Testosterone therapy does not increase heart attack risk, study shows
Testosterone prescriptions for older men in the United States have increased more than three-fold over the past decade. Recent studies linking testosterone use with increased risk of heart attack and stroke have caused widespread concern among patients and their families. A new U.S.-based study of more than 25,000 older men shows that testosterone therapy does not increase men's risk for heart attack.
The study, conducted by researchers at the University of Texas Medical Branch at Galveston, examined 25,420 Medicare beneficiaries 66 years or older treated with testosterone for up to eight years. It appears in the July 2 issue of the Annals of Pharmacotherapy.

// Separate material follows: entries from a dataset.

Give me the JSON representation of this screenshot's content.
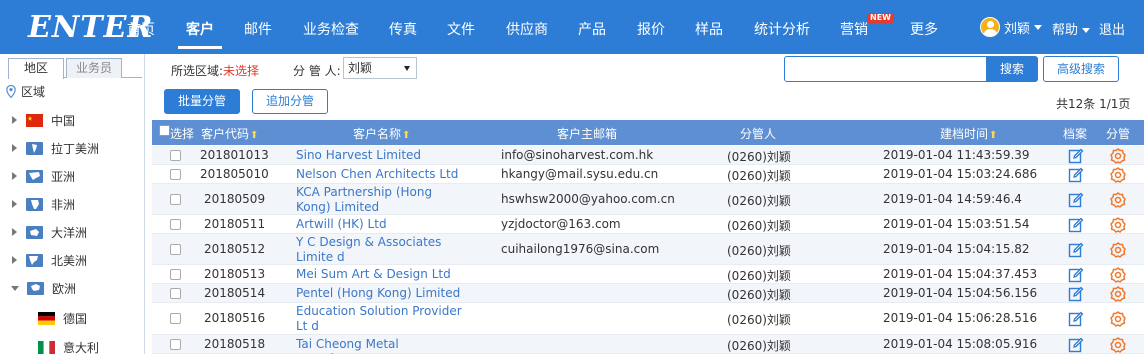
{
  "header": {
    "logo": "ENTER",
    "nav": [
      "首页",
      "客户",
      "邮件",
      "业务检查",
      "传真",
      "文件",
      "供应商",
      "产品",
      "报价",
      "样品",
      "统计分析",
      "营销",
      "更多"
    ],
    "new_badge": "NEW",
    "user_name": "刘颖",
    "help_label": "帮助",
    "logout_label": "退出"
  },
  "sidebar": {
    "tabs": [
      "地区",
      "业务员"
    ],
    "region_title": "区域",
    "items": [
      {
        "label": "中国",
        "icon": "china-flag-icon"
      },
      {
        "label": "拉丁美洲",
        "icon": "latin-america-icon"
      },
      {
        "label": "亚洲",
        "icon": "asia-icon"
      },
      {
        "label": "非洲",
        "icon": "africa-icon"
      },
      {
        "label": "大洋洲",
        "icon": "oceania-icon"
      },
      {
        "label": "北美洲",
        "icon": "north-america-icon"
      },
      {
        "label": "欧洲",
        "icon": "europe-icon"
      },
      {
        "label": "德国",
        "icon": "germany-flag-icon"
      },
      {
        "label": "意大利",
        "icon": "italy-flag-icon"
      }
    ]
  },
  "filters": {
    "area_label": "所选区域:",
    "area_value": "未选择",
    "manager_label": "分 管 人:",
    "manager_value": "刘颖",
    "search_placeholder": "",
    "search_button": "搜索",
    "advanced_button": "高级搜索"
  },
  "actions": {
    "batch_assign": "批量分管",
    "add_assign": "追加分管",
    "total": "共12条 1/1页"
  },
  "table": {
    "headers": [
      "选择",
      "客户代码",
      "客户名称",
      "客户主邮箱",
      "分管人",
      "建档时间",
      "档案",
      "分管"
    ],
    "rows": [
      {
        "code": "201801013",
        "name": "Sino Harvest Limited",
        "email": "info@sinoharvest.com.hk",
        "manager": "(0260)刘颖",
        "time": "2019-01-04 11:43:59.39"
      },
      {
        "code": "201805010",
        "name": "Nelson Chen Architects Ltd",
        "email": "hkangy@mail.sysu.edu.cn",
        "manager": "(0260)刘颖",
        "time": "2019-01-04 15:03:24.686"
      },
      {
        "code": "20180509",
        "name": "KCA Partnership (Hong Kong) Limited",
        "email": "hswhsw2000@yahoo.com.cn",
        "manager": "(0260)刘颖",
        "time": "2019-01-04 14:59:46.4"
      },
      {
        "code": "20180511",
        "name": "Artwill (HK) Ltd",
        "email": "yzjdoctor@163.com",
        "manager": "(0260)刘颖",
        "time": "2019-01-04 15:03:51.54"
      },
      {
        "code": "20180512",
        "name": "Y C Design & Associates Limite d",
        "email": "cuihailong1976@sina.com",
        "manager": "(0260)刘颖",
        "time": "2019-01-04 15:04:15.82"
      },
      {
        "code": "20180513",
        "name": "Mei Sum Art & Design Ltd",
        "email": "",
        "manager": "(0260)刘颖",
        "time": "2019-01-04 15:04:37.453"
      },
      {
        "code": "20180514",
        "name": "Pentel (Hong Kong) Limited",
        "email": "",
        "manager": "(0260)刘颖",
        "time": "2019-01-04 15:04:56.156"
      },
      {
        "code": "20180516",
        "name": "Education Solution Provider Lt d",
        "email": "",
        "manager": "(0260)刘颖",
        "time": "2019-01-04 15:06:28.516"
      },
      {
        "code": "20180518",
        "name": "Tai Cheong Metal Manufactory",
        "email": "",
        "manager": "(0260)刘颖",
        "time": "2019-01-04 15:08:05.916"
      }
    ]
  },
  "colors": {
    "primary": "#2d7dd6",
    "table_header": "#5d8fd2",
    "link": "#3b78c8",
    "alert": "#e03a2c",
    "gear": "#f0772b"
  }
}
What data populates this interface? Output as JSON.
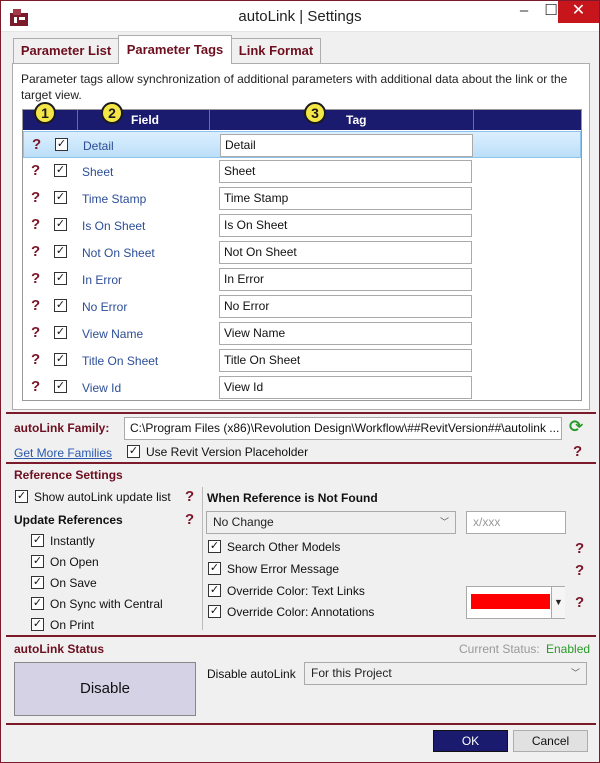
{
  "window": {
    "title": "autoLink | Settings",
    "min_glyph": "–",
    "max_glyph": "☐",
    "close_glyph": "✕"
  },
  "tabs": [
    {
      "label": "Parameter List"
    },
    {
      "label": "Parameter Tags",
      "active": true
    },
    {
      "label": "Link Format"
    }
  ],
  "parameter_tags": {
    "description": "Parameter tags allow synchronization of additional parameters with additional data about the link or the target view.",
    "badges": [
      "1",
      "2",
      "3"
    ],
    "columns": [
      "Field",
      "Tag"
    ],
    "rows": [
      {
        "field": "Detail",
        "tag": "Detail",
        "checked": true,
        "selected": true
      },
      {
        "field": "Sheet",
        "tag": "Sheet",
        "checked": true
      },
      {
        "field": "Time Stamp",
        "tag": "Time Stamp",
        "checked": true
      },
      {
        "field": "Is On Sheet",
        "tag": "Is On Sheet",
        "checked": true
      },
      {
        "field": "Not On Sheet",
        "tag": "Not On Sheet",
        "checked": true
      },
      {
        "field": "In Error",
        "tag": "In Error",
        "checked": true
      },
      {
        "field": "No Error",
        "tag": "No Error",
        "checked": true
      },
      {
        "field": "View Name",
        "tag": "View Name",
        "checked": true
      },
      {
        "field": "Title On Sheet",
        "tag": "Title On Sheet",
        "checked": true
      },
      {
        "field": "View Id",
        "tag": "View Id",
        "checked": true
      }
    ],
    "help_glyph": "?",
    "check_glyph": "✓"
  },
  "family": {
    "label": "autoLink Family:",
    "path": "C:\\Program Files (x86)\\Revolution Design\\Workflow\\##RevitVersion##\\autolink ...",
    "get_more": "Get More Families",
    "use_placeholder": "Use Revit Version Placeholder",
    "refresh_glyph": "⟳"
  },
  "reference_settings": {
    "title": "Reference Settings",
    "show_update_list": "Show autoLink update list",
    "update_references": "Update References",
    "update_options": [
      "Instantly",
      "On Open",
      "On Save",
      "On Sync with Central",
      "On Print"
    ],
    "not_found_title": "When Reference is Not Found",
    "not_found_selected": "No Change",
    "xxx_placeholder": "x/xxx",
    "not_found_options": [
      "Search Other Models",
      "Show Error Message",
      "Override Color: Text Links",
      "Override Color: Annotations"
    ],
    "override_color": "#ff0000"
  },
  "status": {
    "title": "autoLink Status",
    "current_label": "Current Status:",
    "current_value": "Enabled",
    "disable_button": "Disable",
    "disable_label": "Disable autoLink",
    "disable_selected": "For this Project"
  },
  "footer": {
    "ok": "OK",
    "cancel": "Cancel"
  }
}
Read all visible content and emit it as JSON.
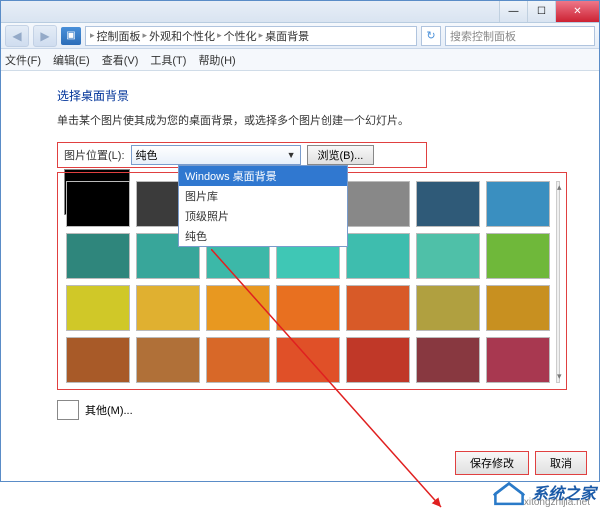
{
  "titlebar": {
    "min": "—",
    "max": "☐",
    "close": "✕"
  },
  "nav": {
    "back": "◀",
    "fwd": "▶",
    "breadcrumb": [
      "控制面板",
      "外观和个性化",
      "个性化",
      "桌面背景"
    ],
    "search_placeholder": "搜索控制面板",
    "refresh": "↻"
  },
  "menu": {
    "file": "文件(F)",
    "edit": "编辑(E)",
    "view": "查看(V)",
    "tools": "工具(T)",
    "help": "帮助(H)"
  },
  "page": {
    "heading": "选择桌面背景",
    "subtext": "单击某个图片使其成为您的桌面背景，或选择多个图片创建一个幻灯片。",
    "location_label": "图片位置(L):",
    "combo_value": "纯色",
    "browse": "浏览(B)...",
    "dropdown": {
      "opt0": "Windows 桌面背景",
      "opt1": "图片库",
      "opt2": "顶级照片",
      "opt3": "纯色"
    },
    "other": "其他(M)...",
    "save": "保存修改",
    "cancel": "取消"
  },
  "colors": [
    "#000000",
    "#3b3b3b",
    "#3f6f6f",
    "#2e8b84",
    "#888888",
    "#2f5a78",
    "#3a8fc0",
    "#2f867c",
    "#38a69a",
    "#3cb8a8",
    "#3fc7b5",
    "#3ebdae",
    "#4fc0a8",
    "#6fb83a",
    "#d0c828",
    "#e0b030",
    "#e89820",
    "#e87020",
    "#d85a28",
    "#b0a040",
    "#c89020",
    "#a85a28",
    "#b07038",
    "#d86828",
    "#e05028",
    "#c03828",
    "#883840",
    "#a83850"
  ],
  "watermark": {
    "text": "系统之家",
    "url": "xitongzhijia.net"
  }
}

"Our investigation was motivated by a growing concern, in the U.S. and internationally, that testosterone therapy increases men's risk for cardiovascular disease, specifically heart attack and stroke," said Jacques Baillargeon, UTMB associate professor of epidemiology in the Department of Preventive Medicine and Community Health and lead author of the study. "This concern has increased in the last few years based on the results of a clinical trial and two observational studies," he said. "It is important to note, however, that there is a large body of evidence that is consistent with our finding of no increased risk of heart attack associated with testosterone use."
In recent years, the testosterone therapy market has grown to $1.6 billion annually as men seek to supplement low testosterone counts with products that may increase muscle tone and sex drive. Previous safety investigations presented conflicting findings. A few of these studies suggest testosterone is linked with increased risk of heart attack, although some critics have questioned the quality of these data. Doctors, researchers and government agencies all agree that more research into this issue is necessary.
The Food and Drug Administration decided June 20 to expand labeling on testosterone products to include a general warning about the risk of blood clots in veins. The FDA and European Medicines Agency are also further examining the safety of these products. This newest FDA warning comes shortly after the announcement that several testosterone treatment manufacturers, including Abbott Laboratories, AbbVie Inc., Eli Lilly and Company, Pfizer and Actavis, are facing a consolidated multidistrict litigation in Federal Court based on claims that they hid the risks of using testosterone treatments.
This new UTMB study evaluated enrollment and claims Medicare data for a clinically and socioeconomically diverse national sample treated with testosterone from 1997-2005. Men of the same age, race, Medicaid eligibility, and health status who did not receive testosterone therapy were used as a control group for comparison.
The analyses show that testosterone therapy was not associated with an increased risk of heart attack. Further, testosterone users with a higher probability of cardiovascular problems had a lower rate of heart attacks in comparison to equivalent patients who did not receive testosterone therapy.
"This is a rigorous analysis of a large number of patients," said Baillargeon. "Our findings did not show an increased risk of heart attack associated with testosterone use in older men," he said. "However, large–scale, randomized clinical trials will provide more definitive evidence regarding these risks in the coming years."